Cardinal, secretary of state of Benedict XV; b. Gradoli (Viterbo), March 4, 1847; d. Rome, Oct. 10, 1914. After receiving in Rome doctorates in Canon Law, theology, and philosophy, he taught Canon Law there at St. Apollinaris (1876) and at the College of Propaganda (1877). He entered the papal diplomatic service at the urging of Pius IX and became auditor in the nunciature in Paris (1879–83). In 1883 he was named director of the Accademia dei nobili ecclesiastici. In the Congregation of Extraordinary Ecclesiastical Affairs, he was undersecretary (1883), and secretary (1889). Leo XIII sent him four times on delicate missions to Switzerland to settle difficulties between dioceses and cantons (1883–88). He was designated titular archbishop of Thessalonica and nuncio to Brussels (1885). When sent as nuncio to Paris (1891), he was the principal architect, as well as executor, of Leo XIII's policy regarding the ralliement. He became a cardinal in 1896. After returning to Rome (1899), he was named successively prefect of four congregations: Indulgences (1899); Rites (1900); Religious (1902); and Discipline of the Sacraments (1908); and then secretary of the Holy Office (1913). Benedict XV appointed him secretary of state a few weeks before his death. Of his Mémoires (3 v., 1920–21) Benedict XV said, "They should serve as a guide and example for ecclesiastics called to the Church's diplomatic corps."
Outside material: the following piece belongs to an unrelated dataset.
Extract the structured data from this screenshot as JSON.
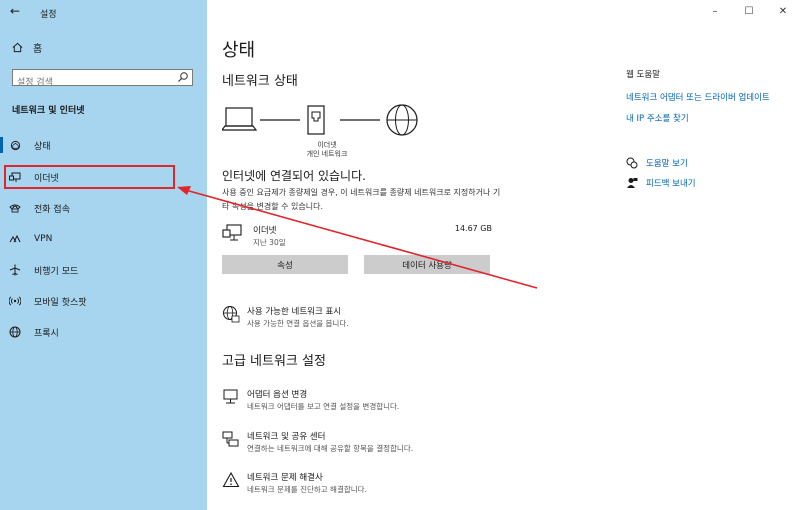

Bibliography: u. stutz, Die päpstliche Diplomatie unter Leo XIII nach den Denkwürdigkeiten des Kardinals Domenico Ferrata (Berlin 1926). g. jacquemet, Catholiscisme 4:1198–99.
[w. h. peters]